Search for signs of the ancients in the Ojito and you might discover adobe homestead ruins, cruciform pictographs, prehistoric petroglyphs, and marine fossils—but you won’t find any formal trails or designated campsites. May is ideal for exploring the wilderness: You’ll miss both the early spring winds and the summer rains.
To navigate this 11,000-acre high desert, follow the baselines of banded cliffs, stick to the major arroyos and washes that crosscut the rugged terrain—or head to the southeast corner of the wilderness for this 6-mile excursion along two loosely connected routes on opposite sides of the Arroyo la Jara.
Start hiking north on an old two-track informally known as Puñi Views and follow it a crooked mile out to an overlook. From there, a short but steep footpath leads to an unmarked site where two lucky hikers once stumbled across the skeleton of a 110-foot Diplodocus. Cross the arroyo upstream and continue west to pick up the Hoodoo Pines route, which takes you north past juniper and ponderosa to colonies of sculpted sandstone hoodoos and goblins along the eastern base of Bernalillito Mesa. Follow the Hoodoo Pines route back to Cabezon Road and hike 1 mile east to the starting point.
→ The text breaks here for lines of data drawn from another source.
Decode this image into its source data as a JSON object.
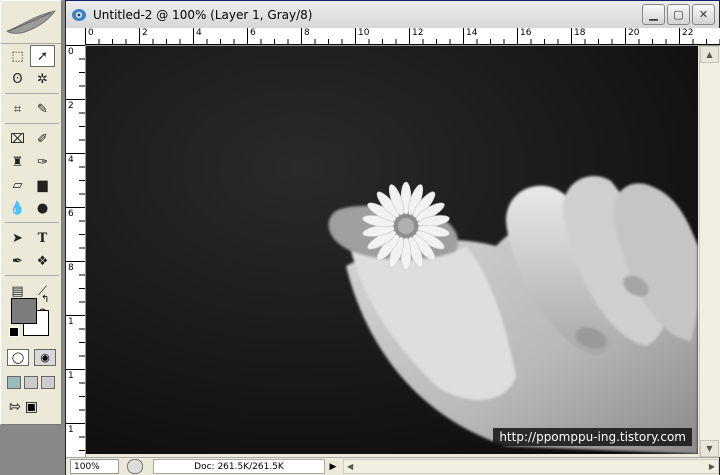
{
  "document": {
    "title": "Untitled-2 @ 100% (Layer 1, Gray/8)",
    "zoom": "100%",
    "doc_info": "Doc: 261.5K/261.5K",
    "watermark": "http://ppomppu-ing.tistory.com"
  },
  "ruler_h": [
    "0",
    "2",
    "4",
    "6",
    "8",
    "10",
    "12",
    "14",
    "16",
    "18",
    "20",
    "22"
  ],
  "ruler_v": [
    "0",
    "2",
    "4",
    "6",
    "8",
    "1",
    "1",
    "1",
    "1",
    "1",
    "1"
  ],
  "colors": {
    "foreground": "#7c7c7c",
    "background": "#ffffff"
  }
}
Info: BLM maps: Albuquerque, Los Alamos. (505) 761-8700; www.blm.gov/nm/st/en/prog/wilderness/ojito.html
Hike provided by Stephen Ausherman, author of 60 Hikes within 60 Miles: Albuquerque (Menasha Ridge Press)